*Black Hole-Black Hole Binary Merger in Full General Relativity*

** Zachariah B. Etienne
Yuk Tung Liu
Stuart L. Shapiro**

**ABSTRACT**

The calculation of a binary black hole inspiral and coalescence
is one of the great triumphs of numerical relativity. The
successful solution to this problem has
required contributions from many people working over many years. The
chief ingredients include a stable algorithm to solve Einstein's field
equations in 3+1 dimensions, valid initial data for two black holes
in quasiequilibrium circular orbit, a means of avoiding the black hole
spacetime singularity on the computational grid, a good gauge choice for
performing the evolution, and adaptivity to achieve high resolution both
in the strong-field region near the black holes and in the far zone where
the gravitational waves are measured. By now, solving
binary black hole coalescence on computers has become
almost routine.

By simulating the gravitational radiation waveforms
from black hole-black hole (BHBH) mergers, we hope to test strong-field
general relativity by comparing theoretical waveform templates
with measurements made by ground-based laser interferometers like LIGO
(Laser Inteferometer Gravitational Wave Observatory), VIRGO, GEO, and
TAMA, and space-based interferometers like LISA (Laser Interferometer
Space Antenna). These numerical calculations are
especially important because BHBH binaries are expected to be among the
most promising sources of gravitational waves.
Also, BHBH merger calculations serve as a warm-up for the calculations
of binary black hole-neutron star (BHNS) mergers.

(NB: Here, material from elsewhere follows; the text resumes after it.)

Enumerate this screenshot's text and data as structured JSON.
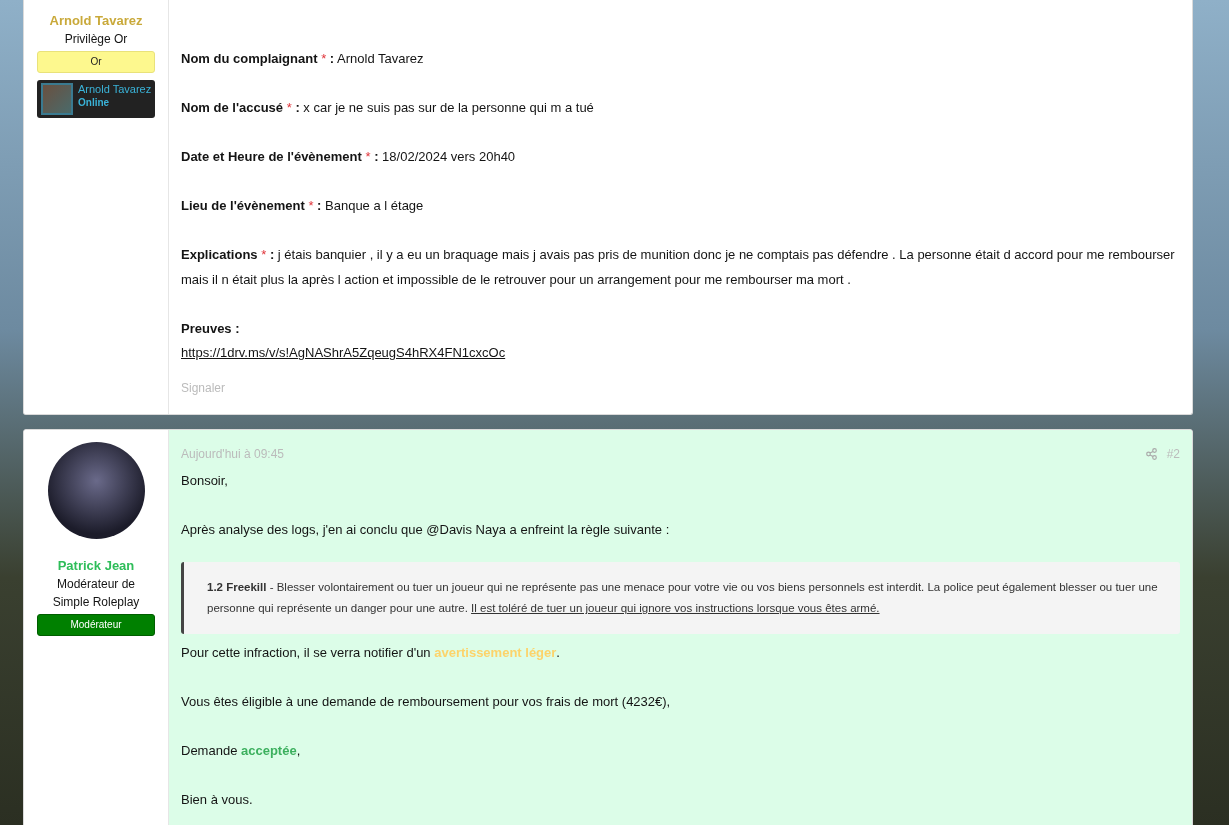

BHNS merger calculations
are more challenging because of the presence of hydrodynamic matter.

The representative calculation summarized here was performed with the
Ilinois relativistic hydrodynamics code with the hydrodynamics
turned "off" to solve the pure vacuum problem. The code
utilizes the BSSN scheme for evolving the Einstein equations and
employs AMR (adaptive mesh refinement). The initial data is
"puncture" data for a BHBH binary in a quasicircular orbit and the
evolution is performed with "moving puncture" gauge conditions.

*Scientific visualization by*

last updated 8 July 08 by AH